I read today that the new “Call of Duty” game made 1 Billion dollars on its first day of sale.
That’s incredible. And I’m out of touch with the gaming community enough to not even know if that’s a record. I bet it’s not. I bet there’ve been others that have done even more in their first day.
I remember it being a huge deal when The Dark Knight made $270 million on it’s opening weekend, and this CoD franchise entry makes 1,000x more than than it a *day*. It’s eye opening. It’s already happened, it’s not a thing of the future. Film has utterly and irreversibly been eclipsed by video games. And it totally makes sense to me. Entertainment is about transportation, right? Immersion. The immersive advantage that video games have over their predecessors is vast and complete. And that divide will only get larger.
I never really caught onto the video game wave. I suppose that’s less odd for my generation than it would be for the current. I mean, don’t get me wrong, Atari, Nintendo and Sega were forces to be reckoned with. I still vividly remember trying to convince my mom to buy me an NES standing in the Sears at the Bayshore mall because “Look! It comes pre-loaded with Mario Bros. 3!!!”
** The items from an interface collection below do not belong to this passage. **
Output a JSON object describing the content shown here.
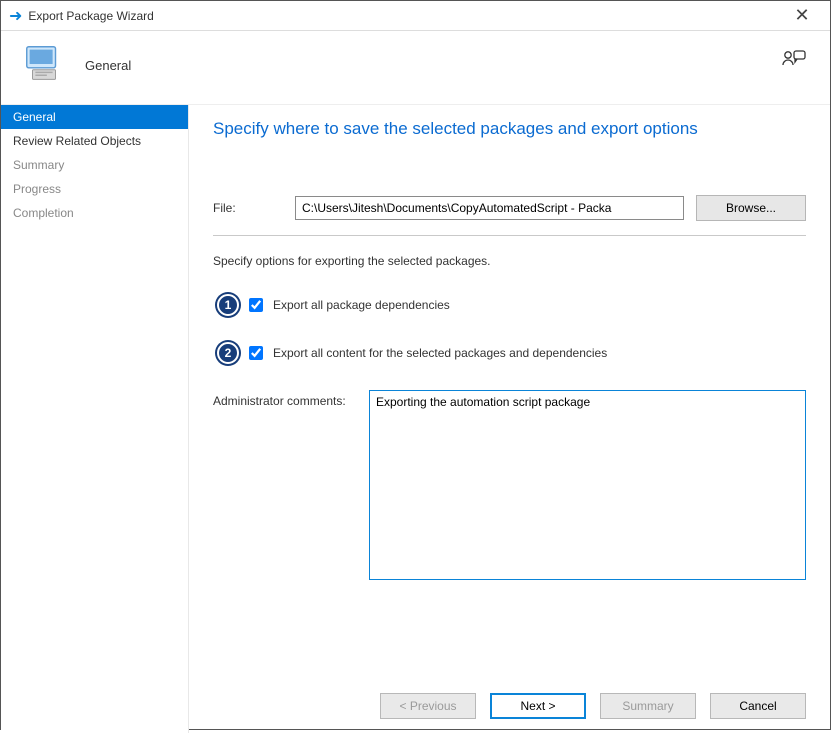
{
  "titlebar": {
    "title": "Export Package Wizard"
  },
  "header": {
    "section": "General"
  },
  "sidebar": {
    "items": [
      {
        "label": "General",
        "active": true,
        "dim": false
      },
      {
        "label": "Review Related Objects",
        "active": false,
        "dim": false
      },
      {
        "label": "Summary",
        "active": false,
        "dim": true
      },
      {
        "label": "Progress",
        "active": false,
        "dim": true
      },
      {
        "label": "Completion",
        "active": false,
        "dim": true
      }
    ]
  },
  "main": {
    "heading": "Specify where to save the selected packages and export options",
    "file_label": "File:",
    "file_value": "C:\\Users\\Jitesh\\Documents\\CopyAutomatedScript - Packa",
    "browse_label": "Browse...",
    "instruction": "Specify options for exporting the selected packages.",
    "badge1": "1",
    "check1_label": "Export all package dependencies",
    "badge2": "2",
    "check2_label": "Export all content for the selected packages and dependencies",
    "comments_label": "Administrator comments:",
    "comments_value": "Exporting the automation script package"
  },
  "footer": {
    "previous": "< Previous",
    "next": "Next >",
    "summary": "Summary",
    "cancel": "Cancel"
  }
}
She wasn’t having it though. The closest we ever got to having a gaming console when I was a rug rat was accepting one on loan for one summer when my cousin Jeremy stayed with us. He was four years older than I, the older brother I didn’t have. I’m not sure if she accepted having the Nintendo in our house because he was a teenager, or if she was just being impulsive, but it was glorious. I was already into baseball at the time, and there was a baseball game. Incredibly awkward to control, as so many of those early games were, but it was instantly addicting. I remember walking past the window to the room he was staying in, and seeing his eyes glued to the TV, control pad in-hand. “I’m getting the hang of it,” he’d said the next day. I remember the other game we had was “Little Nemo: The Dream Master”…which was similarly scarce on easy playability and plentiful on exciting visuals. Very Japanese, that game.
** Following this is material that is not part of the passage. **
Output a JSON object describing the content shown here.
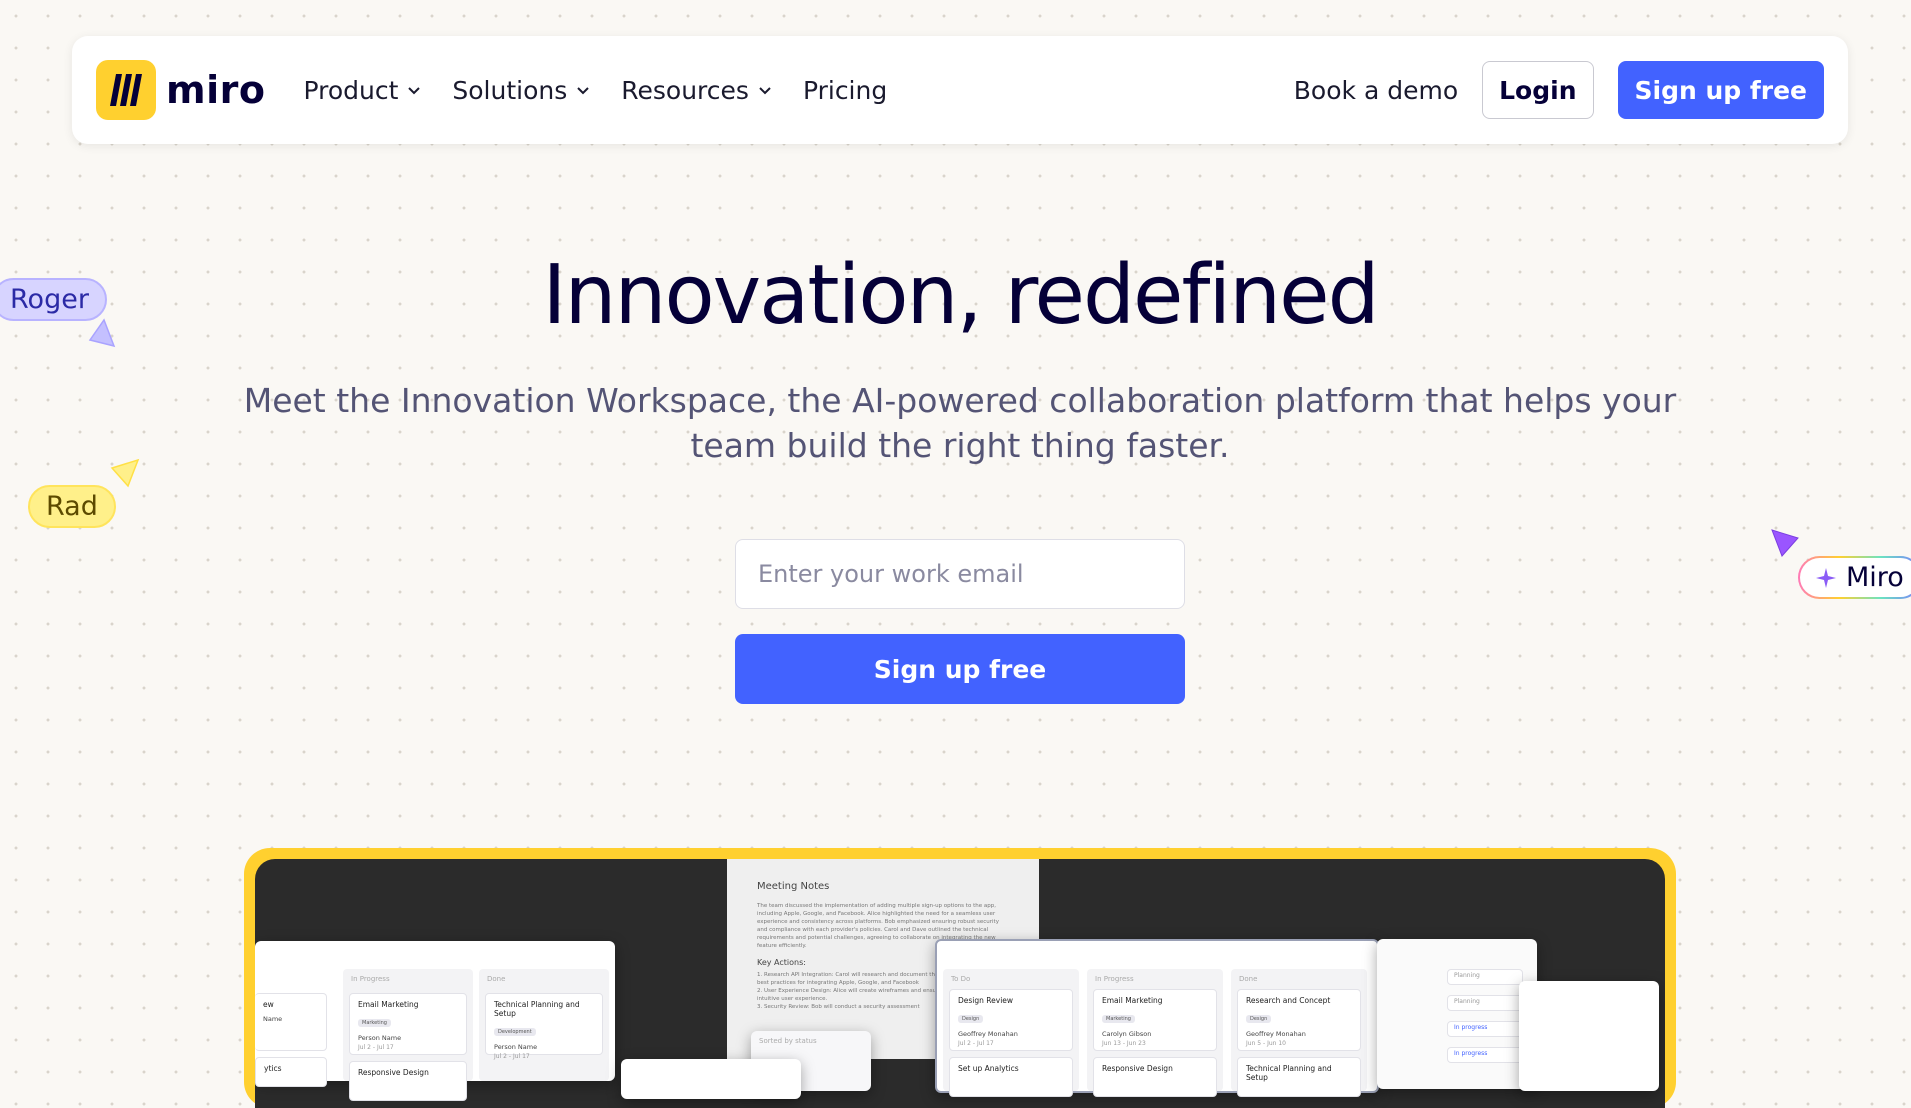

Other than that, all my encounters with gaming were through my best friend Jadon who lived up the road. HIS parents were the types to give their kids what they wanted. Not so much of all this “TV rots your brain” type attitude. Mostly I remember playing the Mario Bros. games, with a sprinkling here and there of Teenage Mutant Ninja Turtles and Battle Toads. BUT…the big big thing that Jadon always had, was on his brithdays, his parents would rent out the local arcade, Sharky’s, and we’d all go as a group and get to play as many games as we wanted for as many lives as we wanted for like 3 hours…AFTER THEY’D CLOSED. It was probably like 10pm to midnight, but I was 10, and that shit was bananas. So cool!
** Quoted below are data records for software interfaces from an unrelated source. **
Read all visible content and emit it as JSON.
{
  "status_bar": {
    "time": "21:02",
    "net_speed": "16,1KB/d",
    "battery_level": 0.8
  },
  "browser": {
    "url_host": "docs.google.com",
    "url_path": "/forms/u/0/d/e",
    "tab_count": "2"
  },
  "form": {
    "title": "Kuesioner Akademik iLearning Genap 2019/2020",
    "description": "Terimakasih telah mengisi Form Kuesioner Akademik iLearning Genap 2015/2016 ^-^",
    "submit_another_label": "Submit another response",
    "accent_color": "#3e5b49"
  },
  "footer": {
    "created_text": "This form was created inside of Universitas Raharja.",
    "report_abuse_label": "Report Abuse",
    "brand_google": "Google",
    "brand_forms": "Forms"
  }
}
I also remember that his dad, Carey, would take us over to one his several cousin’s houses with bags of toilet paper, and we TP their houses. They had a van, and I remember he’d stay in the car and keep it running “so we can make a fast getaway!” Then, we’d go home and they’d put on a scary movie, and I mean, like, legit scary. I was 10 when I saw Robocop, which is just about the most gratuitously violent movie that’s ever been made. Jadon’s birthday parties were epic.
I can’t imagine arcades exist any more, beyond the occasional “retro”/touristy spot. Or your ESPNzone/Dave & Busters, but those places are built to attract chaps like me who want to relive my pre-teen days with a beer in my hand. They’re not for kids. Even the one in Disneyland just looks sad.
And how interesting at how much video games have truly exploded as an industry, way way beyond the Arcade days, and their once-havens have been left behind. Which kind of brings me back to what started this tangent into the past in the first place. Entertainment doesn’t really *ever* go away, does it? It just changes. We may very well be seeing the decline of movie-going as we know it, but there will be something else in its place. That’s the way its always been.
Boom. Even dropped some philosophy.
I love you all, good night.